• _REQUIRED ACTION_:
Search the listing below for the word "name" and copy each line that holds it.

• _TASK INPUTS_:
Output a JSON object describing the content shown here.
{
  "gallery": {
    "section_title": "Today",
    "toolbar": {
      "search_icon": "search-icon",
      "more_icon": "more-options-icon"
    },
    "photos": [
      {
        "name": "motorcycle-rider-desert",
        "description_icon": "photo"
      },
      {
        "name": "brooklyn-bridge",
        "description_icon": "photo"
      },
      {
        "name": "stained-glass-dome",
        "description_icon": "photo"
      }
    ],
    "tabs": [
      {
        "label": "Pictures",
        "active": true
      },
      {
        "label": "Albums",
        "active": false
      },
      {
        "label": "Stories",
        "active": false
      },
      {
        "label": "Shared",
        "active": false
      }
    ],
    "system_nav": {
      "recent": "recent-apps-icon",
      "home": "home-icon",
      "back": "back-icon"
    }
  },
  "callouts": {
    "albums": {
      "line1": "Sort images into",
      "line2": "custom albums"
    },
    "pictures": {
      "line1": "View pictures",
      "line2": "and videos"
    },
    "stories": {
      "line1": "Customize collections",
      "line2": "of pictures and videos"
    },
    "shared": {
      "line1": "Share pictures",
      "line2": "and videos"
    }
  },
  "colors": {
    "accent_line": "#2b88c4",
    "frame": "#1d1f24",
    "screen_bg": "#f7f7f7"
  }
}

• _ANSWER TO THIS TASK_:
        "name": "motorcycle-rider-desert",
        "name": "brooklyn-bridge",
        "name": "stained-glass-dome",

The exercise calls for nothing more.